It tests how the phone performs graphics rendering in the Unity and Unreal engines, as well as how it handles 16 thread calculations at the same time, blurring, SQLite and JSON calculations, sorting and compression, infinite scroll, and more. Speed Test G is tough on phones. Now, imagine running Speed Test G in a continuous loop until the phone’s battery dies. That’s what we did to the Samsung Galaxy S20 Ultra battery.
What this shows us is the approximate worst battery life you can expect from the phone.
The S20 Ultra has a 6.9-inch screen that can be set to three basic display modes.

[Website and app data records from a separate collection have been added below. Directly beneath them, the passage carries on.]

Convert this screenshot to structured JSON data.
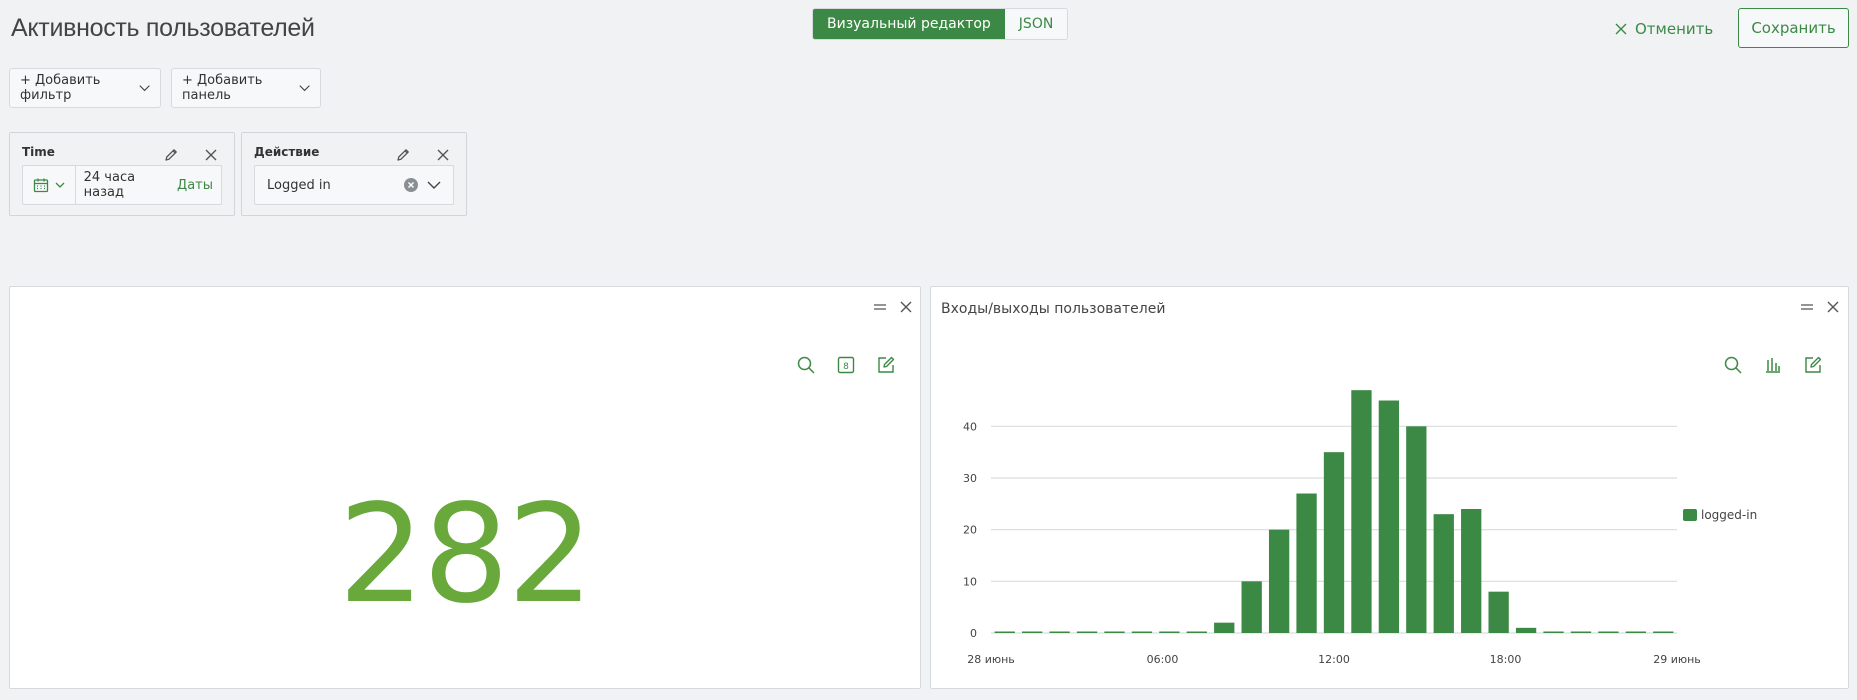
{
  "header": {
    "title": "Активность пользователей",
    "mode_visual": "Визуальный редактор",
    "mode_json": "JSON",
    "cancel_label": "Отменить",
    "save_label": "Сохранить"
  },
  "toolbar": {
    "add_filter": "+ Добавить фильтр",
    "add_panel": "+ Добавить панель"
  },
  "filters": [
    {
      "label": "Time",
      "value": "24 часа назад",
      "link": "Даты"
    },
    {
      "label": "Действие",
      "value": "Logged in"
    }
  ],
  "panels": {
    "counter": {
      "value": "282"
    },
    "chart": {
      "title": "Входы/выходы пользователей"
    }
  },
  "colors": {
    "accent": "#3c8945",
    "number": "#69a83b",
    "bar": "#3c8945"
  },
  "chart_data": {
    "type": "bar",
    "title": "Входы/выходы пользователей",
    "x_tick_labels": [
      "28 июнь",
      "06:00",
      "12:00",
      "18:00",
      "29 июнь"
    ],
    "y_ticks": [
      0,
      10,
      20,
      30,
      40
    ],
    "ylim": [
      0,
      48
    ],
    "grid": true,
    "legend_position": "right",
    "series": [
      {
        "name": "logged-in",
        "values": [
          0,
          0,
          0,
          0,
          0,
          0,
          0,
          0,
          2,
          10,
          20,
          27,
          35,
          47,
          45,
          40,
          23,
          24,
          8,
          1,
          0,
          0,
          0,
          0,
          0
        ]
      }
    ]
  }
}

Out of the box, the phone is set to Full HD+ with the refresh rate at 60Hz. This means the screen is refreshing 60 times per second. You can opt for a higher refresh rate, or Full HD+ at 120Hz. This doubles the number of times the screen refreshes each second. Naturally you’d expect that to impact battery life. Last, you can keep the refresh rate at 60Hz, but ramp up the resolution to the full Quad HD+. In this mode, the phone is lighting up 2 million more pixels than at Full HD+. Again, it should surprise no one that this might impact battery life.
We set the display brightness to 200 nits, which, in the case of the S20 Ultra, was at 58.9%. We test all batteries at 200 nits to provide comparable results.
The stock display setting provided the most uptime. The Galaxy S20 Ultra battery ran for 4 hours 58 minutes. Keep in mind, that’s running a continuous Speed Test G loop, or pushing the processor pretty hard while keeping the screen on.
Boosting the screen refresh rate to 120Hz took a noticeable toll on battery life. In this configuration, the Galaxy S20 Ultra battery ran for 4 hours 32 minutes. That’s a drop of about 9% when compared to the 60Hz setting.
Last, we tested the battery at Quad HD+. The Galaxy S20 Ultra battery life saw a drop to 4 hours 9 minutes. That’s a drop of 16.4% when compared to the Full HD+ setting.
Clearly, keeping the resolution and refresh rate in check will deliver the best battery life.
In addition to collecting battery life data, our test also shows us how the processor performs. If you’re curious to see how the Samsung Galaxy S20 Ultra processor compares to other recent flagships, we’ve got a nice little graph for you.
The majority of phones on this chart have a Qualcomm Snapdragon 855 processor under the hood. Only the Samsung Galaxy S20 Ultra has a Snapdragon 865. The performance boost of the 865 is clear, however, when pit against the field. The only phone that comes close is the ASUS ROG Phone 2, which has a supercharged 855 under the hood.
This is just a taste of our Galaxy S20 Ultra performance testing. We’ll have plenty more tests for you soon, including a much more in-depth performance test.
Thoughts? Musings? Feel free to add your comments below.